The same can be said of the Pirates, right? It's not about the money anymore. The last time I'd spoken to a celebrity first-pitch thrower, it was Michael Keaton at the 2006 opener, when he took the opportunity to rip ownership, saying, “At some point, you have to write the check.”
I'm guessing Keaton loved the Rodriguez deal. The club took on millions in salary and landed a reliable pitcher for the stretch run.
Somebody asked Sparks what he thought of his “Z” being reborn 12 years later. His answer could double as a description for the Pirates' zany season: “It's absurd and funny and stupid and amazing and great and silly and terrific ... in that order.”
Yes. Yes it is.
Joe Starkey co-hosts a show 2 to 6 p.m. weekdays on 93.7 “The Fan.” His columns appear Thursdays and Sundays. He can be reached at email@example.com.
Show commenting policy
TribLive commenting policy
You are solely responsible for your comments and by using TribLive.com you agree to our Terms of Service.
We moderate comments. Our goal is to provide substantive commentary for a general readership. By screening submissions, we provide a space where readers can share intelligent and informed commentary that enhances the quality of our news and information.
While most comments will be posted if they are on-topic and not abusive, moderating decisions are subjective. We will make them as carefully and consistently as we can.

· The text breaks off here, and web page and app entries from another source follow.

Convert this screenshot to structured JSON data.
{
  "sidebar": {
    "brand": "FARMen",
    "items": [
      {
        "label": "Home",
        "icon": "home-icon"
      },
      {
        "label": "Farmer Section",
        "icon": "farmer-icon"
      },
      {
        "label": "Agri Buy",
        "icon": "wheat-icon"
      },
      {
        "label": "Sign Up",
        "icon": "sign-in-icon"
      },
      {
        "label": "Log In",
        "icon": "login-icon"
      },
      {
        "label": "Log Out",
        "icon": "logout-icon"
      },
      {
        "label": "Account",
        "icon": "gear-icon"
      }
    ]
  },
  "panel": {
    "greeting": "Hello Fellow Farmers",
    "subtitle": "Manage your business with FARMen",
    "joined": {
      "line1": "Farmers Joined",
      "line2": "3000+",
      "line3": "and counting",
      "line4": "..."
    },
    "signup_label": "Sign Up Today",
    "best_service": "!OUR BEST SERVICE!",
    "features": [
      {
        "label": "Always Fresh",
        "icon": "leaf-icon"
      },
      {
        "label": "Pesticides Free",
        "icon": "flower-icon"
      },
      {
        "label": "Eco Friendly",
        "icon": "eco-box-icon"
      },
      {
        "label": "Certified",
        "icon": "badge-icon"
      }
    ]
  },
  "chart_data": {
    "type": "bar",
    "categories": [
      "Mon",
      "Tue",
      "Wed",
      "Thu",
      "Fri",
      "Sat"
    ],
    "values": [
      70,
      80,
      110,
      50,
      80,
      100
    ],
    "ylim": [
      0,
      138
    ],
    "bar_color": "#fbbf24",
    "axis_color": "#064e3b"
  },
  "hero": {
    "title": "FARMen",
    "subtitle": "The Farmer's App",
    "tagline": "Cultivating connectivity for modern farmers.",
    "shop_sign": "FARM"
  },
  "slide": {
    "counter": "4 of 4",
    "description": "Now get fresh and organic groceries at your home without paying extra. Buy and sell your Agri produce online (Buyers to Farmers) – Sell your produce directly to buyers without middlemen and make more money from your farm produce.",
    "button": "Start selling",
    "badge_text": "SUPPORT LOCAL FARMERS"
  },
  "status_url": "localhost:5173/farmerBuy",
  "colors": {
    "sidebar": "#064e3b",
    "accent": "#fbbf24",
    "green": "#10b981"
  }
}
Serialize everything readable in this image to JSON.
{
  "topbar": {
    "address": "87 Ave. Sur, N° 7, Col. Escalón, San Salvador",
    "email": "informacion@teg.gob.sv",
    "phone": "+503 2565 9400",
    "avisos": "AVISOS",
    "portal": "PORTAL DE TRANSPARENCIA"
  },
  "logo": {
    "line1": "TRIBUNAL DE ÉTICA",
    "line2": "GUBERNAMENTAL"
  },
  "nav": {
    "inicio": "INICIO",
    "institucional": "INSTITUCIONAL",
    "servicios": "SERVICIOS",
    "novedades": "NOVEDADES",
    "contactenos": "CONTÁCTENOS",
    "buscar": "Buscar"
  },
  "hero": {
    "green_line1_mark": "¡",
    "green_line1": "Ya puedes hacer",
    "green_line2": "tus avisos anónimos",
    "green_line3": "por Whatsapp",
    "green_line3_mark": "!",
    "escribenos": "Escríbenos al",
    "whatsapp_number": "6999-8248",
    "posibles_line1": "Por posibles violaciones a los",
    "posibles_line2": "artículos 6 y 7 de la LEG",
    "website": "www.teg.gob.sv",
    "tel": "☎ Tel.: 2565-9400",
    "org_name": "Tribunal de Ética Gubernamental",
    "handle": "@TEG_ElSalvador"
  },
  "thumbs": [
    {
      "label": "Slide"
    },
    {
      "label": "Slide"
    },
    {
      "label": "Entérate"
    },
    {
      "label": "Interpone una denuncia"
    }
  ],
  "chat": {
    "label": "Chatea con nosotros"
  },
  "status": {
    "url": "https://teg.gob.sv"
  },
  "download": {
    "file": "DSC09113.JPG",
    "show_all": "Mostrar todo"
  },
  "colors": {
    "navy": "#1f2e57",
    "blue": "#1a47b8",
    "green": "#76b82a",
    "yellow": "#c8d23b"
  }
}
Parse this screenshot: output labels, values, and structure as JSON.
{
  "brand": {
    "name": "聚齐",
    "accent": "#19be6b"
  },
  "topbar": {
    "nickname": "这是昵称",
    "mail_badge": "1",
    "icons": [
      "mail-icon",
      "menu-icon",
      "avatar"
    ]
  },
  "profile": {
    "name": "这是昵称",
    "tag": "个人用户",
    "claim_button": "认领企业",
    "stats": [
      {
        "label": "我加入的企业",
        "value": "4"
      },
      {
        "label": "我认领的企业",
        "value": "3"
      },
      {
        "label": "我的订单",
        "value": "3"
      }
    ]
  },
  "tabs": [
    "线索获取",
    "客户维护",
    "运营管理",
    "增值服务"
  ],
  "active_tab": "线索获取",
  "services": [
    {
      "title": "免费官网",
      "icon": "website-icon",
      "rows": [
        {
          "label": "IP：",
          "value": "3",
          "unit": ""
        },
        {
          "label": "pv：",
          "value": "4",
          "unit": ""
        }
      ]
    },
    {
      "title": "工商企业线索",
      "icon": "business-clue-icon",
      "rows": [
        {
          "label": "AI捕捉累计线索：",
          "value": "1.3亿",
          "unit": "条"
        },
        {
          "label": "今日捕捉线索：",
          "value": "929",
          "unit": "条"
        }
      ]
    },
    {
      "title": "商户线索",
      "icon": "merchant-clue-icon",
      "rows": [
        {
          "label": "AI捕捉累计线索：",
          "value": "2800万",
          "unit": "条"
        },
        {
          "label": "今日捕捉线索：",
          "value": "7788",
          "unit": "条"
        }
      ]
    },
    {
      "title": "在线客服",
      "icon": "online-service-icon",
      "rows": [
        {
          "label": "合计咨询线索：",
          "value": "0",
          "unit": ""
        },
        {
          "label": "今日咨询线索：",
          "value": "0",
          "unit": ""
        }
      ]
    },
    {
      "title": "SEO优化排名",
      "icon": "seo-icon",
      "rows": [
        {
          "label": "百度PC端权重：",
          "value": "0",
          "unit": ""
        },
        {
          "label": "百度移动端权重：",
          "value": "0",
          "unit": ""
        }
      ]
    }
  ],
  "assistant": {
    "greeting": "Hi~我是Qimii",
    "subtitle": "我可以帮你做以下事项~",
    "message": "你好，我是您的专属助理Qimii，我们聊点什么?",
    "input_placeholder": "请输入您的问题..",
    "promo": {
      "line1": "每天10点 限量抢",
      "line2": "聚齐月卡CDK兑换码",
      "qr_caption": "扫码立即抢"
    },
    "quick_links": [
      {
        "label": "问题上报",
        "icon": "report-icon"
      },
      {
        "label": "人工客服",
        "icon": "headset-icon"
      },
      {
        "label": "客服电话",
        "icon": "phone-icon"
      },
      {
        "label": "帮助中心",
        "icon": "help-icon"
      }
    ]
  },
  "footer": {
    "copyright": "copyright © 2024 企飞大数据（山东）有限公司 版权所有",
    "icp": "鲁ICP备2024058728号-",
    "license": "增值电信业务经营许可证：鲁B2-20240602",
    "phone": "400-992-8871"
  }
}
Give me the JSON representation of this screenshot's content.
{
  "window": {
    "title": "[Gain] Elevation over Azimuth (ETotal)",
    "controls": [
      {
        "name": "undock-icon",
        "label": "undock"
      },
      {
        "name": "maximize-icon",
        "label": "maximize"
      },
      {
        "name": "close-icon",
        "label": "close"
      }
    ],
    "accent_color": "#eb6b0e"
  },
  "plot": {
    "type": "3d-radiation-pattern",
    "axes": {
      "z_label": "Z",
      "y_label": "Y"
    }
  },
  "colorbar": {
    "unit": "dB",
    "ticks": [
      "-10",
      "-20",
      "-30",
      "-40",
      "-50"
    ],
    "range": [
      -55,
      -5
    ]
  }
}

Because of the volume of reader comments, we cannot review individual moderation decisions with readers.
We value thoughtful comments representing a range of views that make their point quickly and politely. We make an effort to protect discussions from repeated comments either by the same reader or different readers.
We follow the same standards for taste as the daily newspaper. A few things we won't tolerate: personal attacks, obscenity, vulgarity, profanity (including expletives and letters followed by dashes), commercial promotion, impersonations, incoherence, proselytizing and SHOUTING. Don't include URLs to Web sites.
We do not edit comments. They are either approved or deleted. We reserve the right to edit a comment that is quoted or excerpted in an article. In this case, we may fix spelling and punctuation.
We welcome strong opinions and criticism of our work, but we don't want comments to become bogged down with discussions of our policies and we will moderate accordingly.
We appreciate it when readers and people quoted in articles or blog posts point out errors of fact or emphasis and will investigate all assertions. But these suggestions should be sent via e-mail. To avoid distracting other readers, we won't publish comments that suggest a correction. Instead, corrections will be made in a blog post or in an article.